* WHAT YOU WILL DO
Give the data again word for word; drop the pictures.

* DATA RECORDS

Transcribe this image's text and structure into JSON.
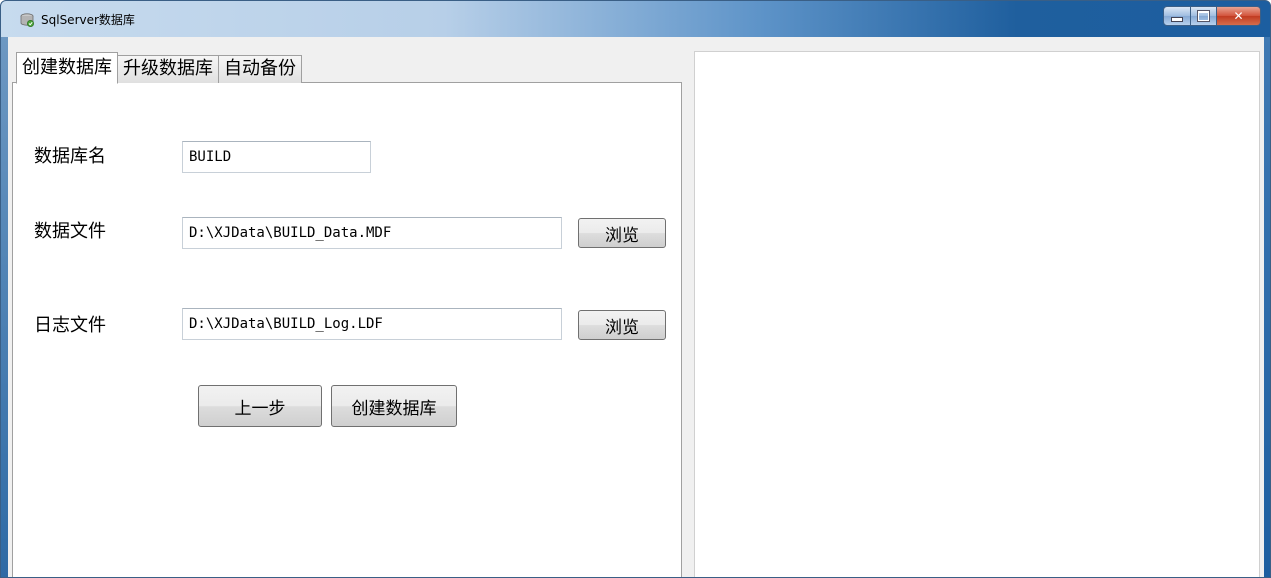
{
  "window": {
    "title": "SqlServer数据库"
  },
  "tabs": [
    {
      "label": "创建数据库",
      "active": true
    },
    {
      "label": "升级数据库",
      "active": false
    },
    {
      "label": "自动备份",
      "active": false
    }
  ],
  "form": {
    "db_name_label": "数据库名",
    "db_name_value": "BUILD",
    "data_file_label": "数据文件",
    "data_file_value": "D:\\XJData\\BUILD_Data.MDF",
    "data_browse_label": "浏览",
    "log_file_label": "日志文件",
    "log_file_value": "D:\\XJData\\BUILD_Log.LDF",
    "log_browse_label": "浏览",
    "prev_label": "上一步",
    "create_label": "创建数据库"
  },
  "icons": {
    "app": "database-app-icon",
    "minimize": "minimize-icon",
    "maximize": "maximize-icon",
    "close": "close-icon"
  },
  "colors": {
    "close_button": "#c13b21",
    "title_gradient_end": "#1c5ea0",
    "client_bg": "#f0f0f0"
  }
}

* REPLY
Transcribe this image's text and structure into JSON.
{
  "window": {
    "title": "SqlServer数据库"
  },
  "tabs": [
    {
      "label": "创建数据库",
      "active": true
    },
    {
      "label": "升级数据库",
      "active": false
    },
    {
      "label": "自动备份",
      "active": false
    }
  ],
  "form": {
    "db_name_label": "数据库名",
    "db_name_value": "BUILD",
    "data_file_label": "数据文件",
    "data_file_value": "D:\\XJData\\BUILD_Data.MDF",
    "data_browse_label": "浏览",
    "log_file_label": "日志文件",
    "log_file_value": "D:\\XJData\\BUILD_Log.LDF",
    "log_browse_label": "浏览",
    "prev_label": "上一步",
    "create_label": "创建数据库"
  },
  "icons": {
    "app": "database-app-icon",
    "minimize": "minimize-icon",
    "maximize": "maximize-icon",
    "close": "close-icon"
  },
  "colors": {
    "close_button": "#c13b21",
    "title_gradient_end": "#1c5ea0",
    "client_bg": "#f0f0f0"
  }
}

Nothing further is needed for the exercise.